You can be friendly — or “like” someone — and do nothing to benefit them. You have nothing against them and they might bring pleasure into your life. You love someone when you seek to benefit, encourage, help them — your actions benefit them. Not having a mean bone in your body does not mean you are a loving person. Love is an intentional doing something for another’s good. Maybe it is simply using an opportunity to say an encouraging word.

One can even find such a meaning in the Biblical text that says “God so loved, that he gave …” He loved, so he gave.

It can add new meaning to the idea, “I don’t like them, but I love them.” Meaning, I don’t like their attitude, lifestyle, etc, but I will seek to bless, encourage, help them, etc.

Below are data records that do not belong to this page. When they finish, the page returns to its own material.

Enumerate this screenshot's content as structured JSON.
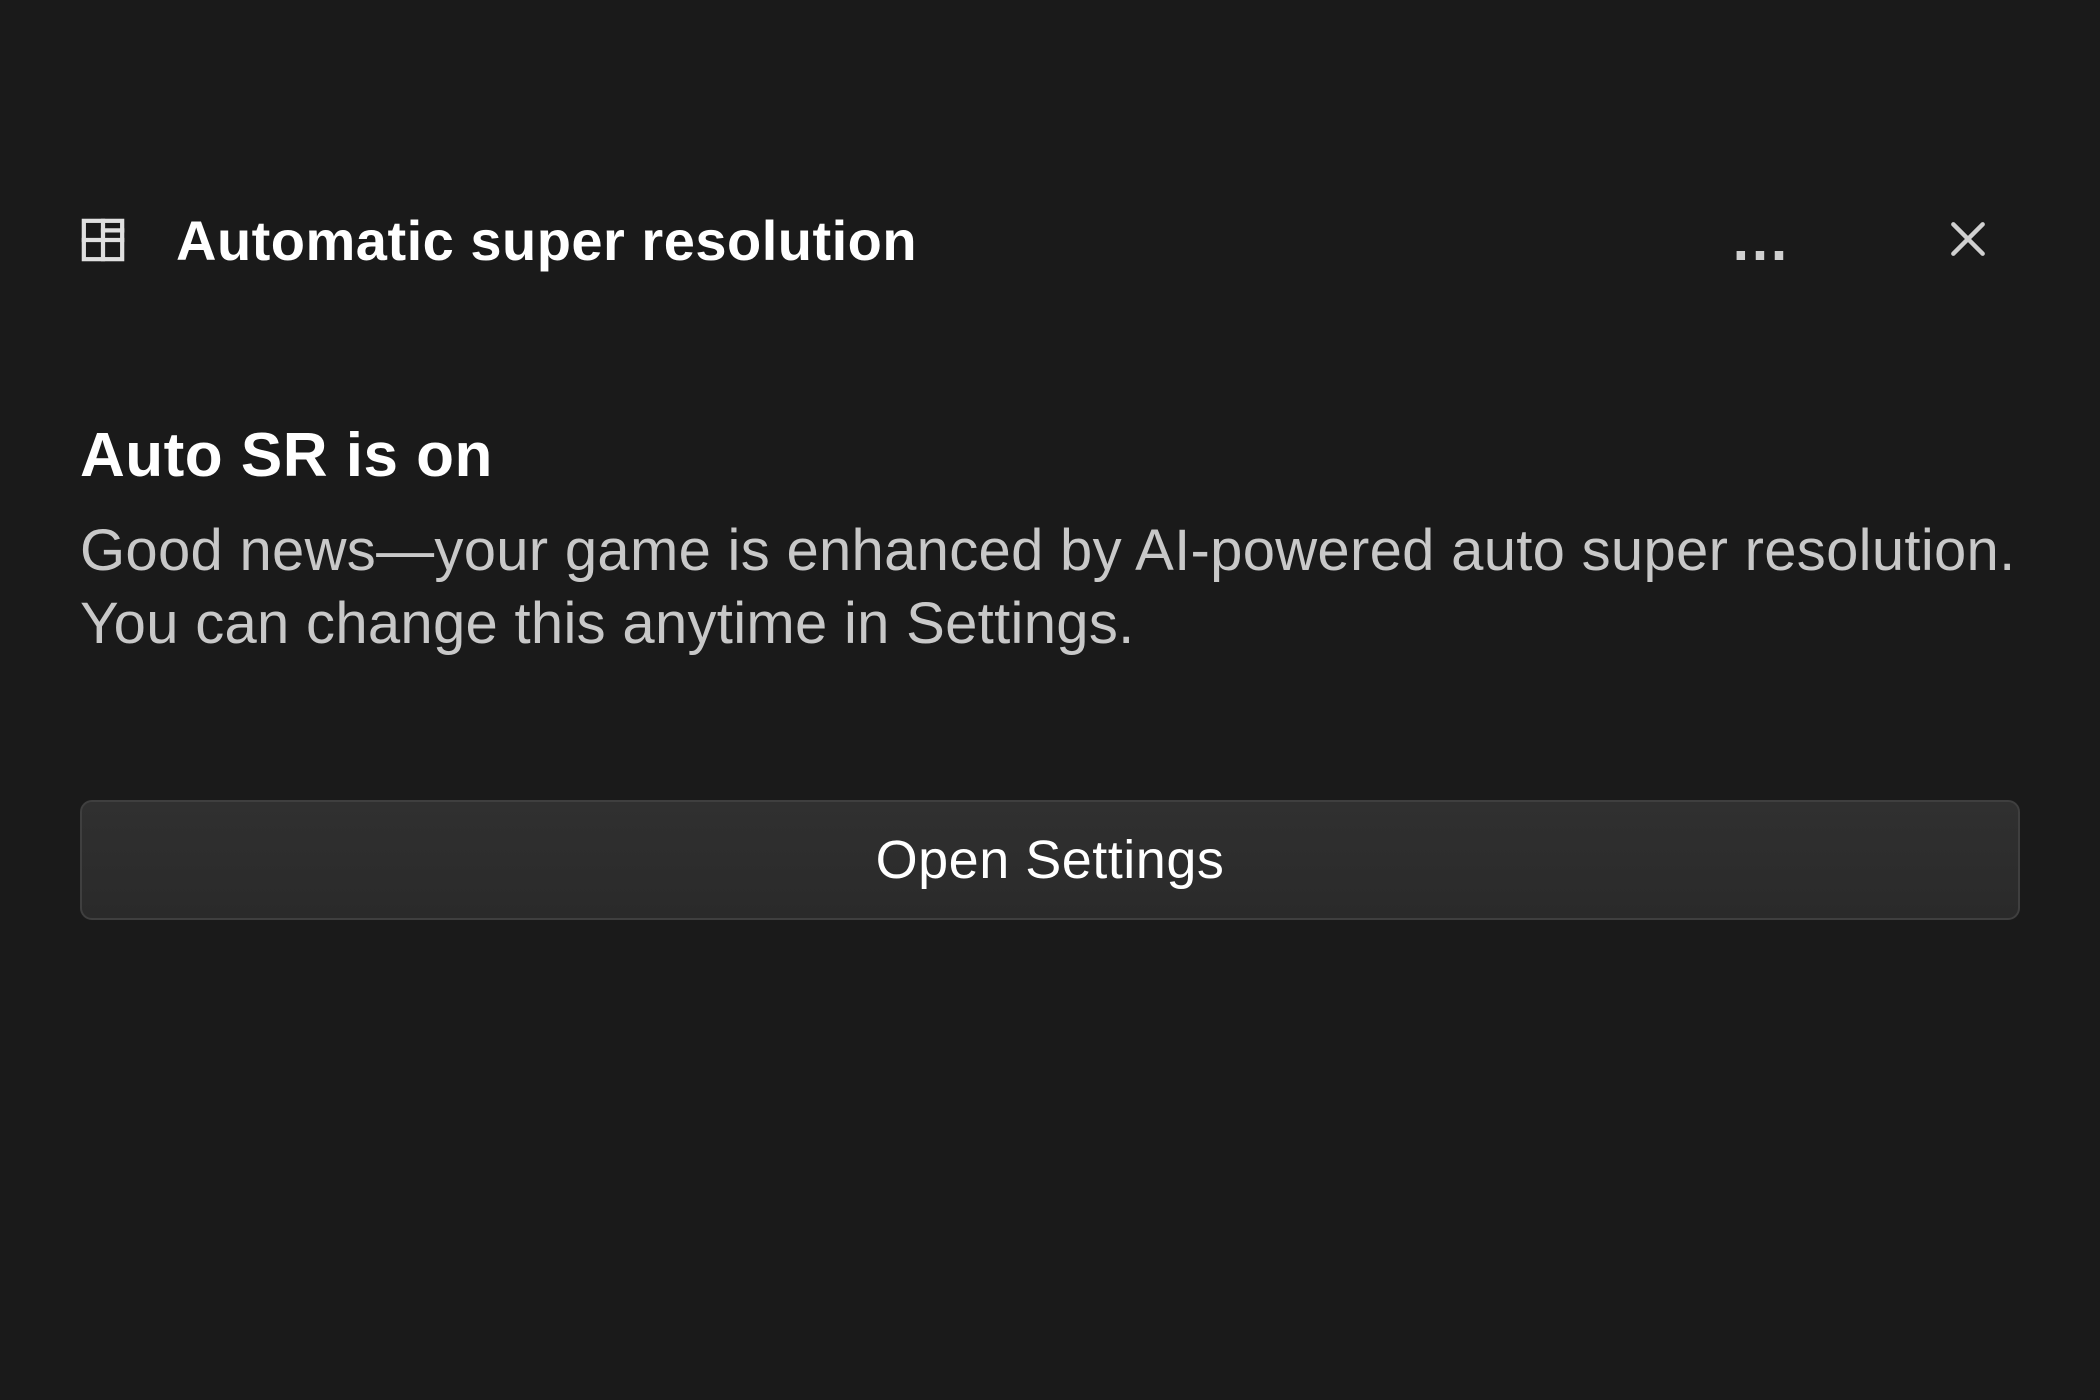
{
  "header": {
    "icon_name": "grid-icon",
    "title": "Automatic super resolution",
    "more_label": "…",
    "close_label": "Close"
  },
  "content": {
    "heading": "Auto SR is on",
    "body": "Good news—your game is enhanced by AI-powered auto super resolution. You can change this anytime in Settings."
  },
  "actions": {
    "primary_label": "Open Settings"
  }
}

Play these introductory thoughts in your mind. Am I just being friendly or a real friend? Do I treat people in a friendly manner, have coffee with them, etc. because they bring something to me? Or, do I seek to be a real friend and seek ways to encourage, help, add something positive to their life? Do I merely “like” people or do I “love” people?

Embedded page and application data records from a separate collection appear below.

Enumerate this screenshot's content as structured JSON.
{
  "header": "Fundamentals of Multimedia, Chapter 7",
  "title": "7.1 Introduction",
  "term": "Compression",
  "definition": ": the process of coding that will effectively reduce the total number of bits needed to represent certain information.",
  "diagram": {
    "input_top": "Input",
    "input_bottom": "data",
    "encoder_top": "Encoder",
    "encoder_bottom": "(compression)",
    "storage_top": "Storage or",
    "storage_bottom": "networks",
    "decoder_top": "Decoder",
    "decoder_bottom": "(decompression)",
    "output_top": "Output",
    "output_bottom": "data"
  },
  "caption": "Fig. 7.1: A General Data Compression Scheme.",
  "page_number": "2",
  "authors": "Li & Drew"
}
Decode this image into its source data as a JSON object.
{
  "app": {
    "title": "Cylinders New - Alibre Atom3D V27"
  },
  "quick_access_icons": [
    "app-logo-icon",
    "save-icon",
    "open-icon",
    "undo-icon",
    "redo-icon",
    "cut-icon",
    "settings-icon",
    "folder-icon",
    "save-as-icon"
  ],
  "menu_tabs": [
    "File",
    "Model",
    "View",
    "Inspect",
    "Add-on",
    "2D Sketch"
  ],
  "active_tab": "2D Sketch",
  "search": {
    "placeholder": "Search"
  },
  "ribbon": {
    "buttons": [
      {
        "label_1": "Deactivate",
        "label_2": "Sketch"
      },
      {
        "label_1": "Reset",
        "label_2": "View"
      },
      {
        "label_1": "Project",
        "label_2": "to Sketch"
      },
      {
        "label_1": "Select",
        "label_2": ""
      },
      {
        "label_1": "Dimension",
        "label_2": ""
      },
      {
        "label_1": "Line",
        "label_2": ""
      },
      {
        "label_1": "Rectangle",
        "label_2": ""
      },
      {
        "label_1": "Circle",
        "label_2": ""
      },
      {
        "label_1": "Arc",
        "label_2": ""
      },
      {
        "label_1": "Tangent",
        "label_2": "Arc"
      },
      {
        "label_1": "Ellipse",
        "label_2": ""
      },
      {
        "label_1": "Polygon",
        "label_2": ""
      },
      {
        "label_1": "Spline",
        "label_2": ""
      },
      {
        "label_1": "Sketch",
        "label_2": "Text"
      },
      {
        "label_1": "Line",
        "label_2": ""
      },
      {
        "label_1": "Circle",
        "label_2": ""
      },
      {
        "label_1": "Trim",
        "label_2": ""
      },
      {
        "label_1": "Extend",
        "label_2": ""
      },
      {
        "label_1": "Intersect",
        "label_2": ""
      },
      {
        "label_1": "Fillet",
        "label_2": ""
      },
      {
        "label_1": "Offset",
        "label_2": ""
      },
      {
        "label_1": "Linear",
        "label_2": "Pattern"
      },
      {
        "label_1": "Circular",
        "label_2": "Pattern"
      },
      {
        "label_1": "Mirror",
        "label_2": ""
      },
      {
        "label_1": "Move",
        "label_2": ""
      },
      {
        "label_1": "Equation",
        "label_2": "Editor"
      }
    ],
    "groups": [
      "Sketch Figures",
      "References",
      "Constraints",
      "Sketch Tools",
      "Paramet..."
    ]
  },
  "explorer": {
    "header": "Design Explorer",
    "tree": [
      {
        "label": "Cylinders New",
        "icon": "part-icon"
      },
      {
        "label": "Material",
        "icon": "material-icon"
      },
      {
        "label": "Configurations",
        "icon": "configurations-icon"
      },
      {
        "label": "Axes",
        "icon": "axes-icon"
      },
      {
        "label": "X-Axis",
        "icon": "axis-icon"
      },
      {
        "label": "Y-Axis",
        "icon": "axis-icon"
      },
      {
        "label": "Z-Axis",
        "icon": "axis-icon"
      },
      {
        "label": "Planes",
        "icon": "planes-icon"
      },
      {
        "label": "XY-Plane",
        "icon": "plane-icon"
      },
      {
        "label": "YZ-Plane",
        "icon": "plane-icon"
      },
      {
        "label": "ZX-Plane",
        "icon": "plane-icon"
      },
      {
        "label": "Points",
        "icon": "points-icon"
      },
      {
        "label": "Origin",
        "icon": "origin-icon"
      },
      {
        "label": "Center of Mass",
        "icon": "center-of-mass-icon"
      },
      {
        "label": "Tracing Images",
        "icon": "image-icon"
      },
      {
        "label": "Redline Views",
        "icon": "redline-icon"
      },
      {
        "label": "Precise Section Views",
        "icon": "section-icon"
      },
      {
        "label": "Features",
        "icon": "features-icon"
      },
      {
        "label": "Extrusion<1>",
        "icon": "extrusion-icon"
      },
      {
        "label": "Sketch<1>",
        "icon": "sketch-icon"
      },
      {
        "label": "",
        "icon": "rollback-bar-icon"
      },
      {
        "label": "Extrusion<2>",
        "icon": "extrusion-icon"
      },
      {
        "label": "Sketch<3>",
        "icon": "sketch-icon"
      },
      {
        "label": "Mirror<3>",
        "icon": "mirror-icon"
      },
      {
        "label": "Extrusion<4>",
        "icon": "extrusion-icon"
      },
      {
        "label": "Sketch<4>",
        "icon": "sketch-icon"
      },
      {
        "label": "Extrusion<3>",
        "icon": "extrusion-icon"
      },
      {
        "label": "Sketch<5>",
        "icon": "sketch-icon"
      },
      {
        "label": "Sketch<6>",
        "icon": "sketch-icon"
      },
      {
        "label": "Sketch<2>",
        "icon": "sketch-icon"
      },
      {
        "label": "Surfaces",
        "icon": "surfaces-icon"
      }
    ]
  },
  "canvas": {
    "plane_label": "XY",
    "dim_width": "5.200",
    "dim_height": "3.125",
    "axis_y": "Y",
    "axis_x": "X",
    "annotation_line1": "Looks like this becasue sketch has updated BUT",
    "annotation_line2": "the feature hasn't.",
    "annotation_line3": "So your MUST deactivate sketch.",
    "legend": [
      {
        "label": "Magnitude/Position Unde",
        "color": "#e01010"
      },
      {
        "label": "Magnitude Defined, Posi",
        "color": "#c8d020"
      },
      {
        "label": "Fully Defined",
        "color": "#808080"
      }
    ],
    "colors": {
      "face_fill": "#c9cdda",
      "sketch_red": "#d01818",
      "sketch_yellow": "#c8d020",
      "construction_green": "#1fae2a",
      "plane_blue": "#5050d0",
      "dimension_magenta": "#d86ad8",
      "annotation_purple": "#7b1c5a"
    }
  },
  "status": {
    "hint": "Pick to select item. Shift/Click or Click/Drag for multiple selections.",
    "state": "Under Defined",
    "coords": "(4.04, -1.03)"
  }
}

I would suggest that if we do nothing more than smile, shake hands, or are just pleasant to all, we fall short of being a friend — and we are not loving them.

Are you a real friend to others? Do you have any real friends?

Sometimes this hard line gets slippery. Sometimes just getting up and greeting someone is an act of love and grace — and is greatly encouraging and helpful to another person. I hope it causes some to think about whether they are just being friendly or really being a loving friend.

Three Reasons Why Men Need Community

by Chris Surratt

We all need community. In fact, we were designed by God to be in community. You can see it modeled for us with the perfect relationship of the Trinity in Genesis.

Then God said, “Let Us make man in Our image, according to Our likeness. They will rule the fish of the sea, the birds of the sky, the livestock, all the earth, and the creatures that crawl on the earth.” – Genesis 1:26

And then Jesus prayed for this community with His final prayer before His death on the cross:

May they all be one, as You, Father, are in Me and I am in You. May they also be one in Us, so the world may believe You sent Me. – John 17:21

So why do so many of us try to go it alone? We are men. That is the general answer and is what a lot of us were taught growing up. Real men can pull up the bootstraps and get ‘er done on our own. Even the appearance of leaning on someone else can make us look weak and feel like failures. I could go on and on with a long list of cultural excuses why you can’t be in community, but here are three strong reasons why you should be.

1. Being a man can be a lonely world.

Because we have been taught from birth to go it alone, we end up lonely. Even though we may have people around us all day at the office, we can still go without the life-giving community we desperately need. Your family can provide a piece of it–and our community should start there–but they can only do so much. Ultimately, we need fellow brothers in Christ to walk alongside us.

Read more: https://blog.lifeway.com/leadingmen/2018/12/11/three-reasons-why-men-need-community/?ecid=387181040&bid=308280756#.XBu-5KfMzN1

How I Learned to Embrace the Stand and Greet Time

https://churchleaders.com/outreach-missions/outreach-missions-articles/337324-how-i-learned-to-embrace-the-stand-and-greet-time.html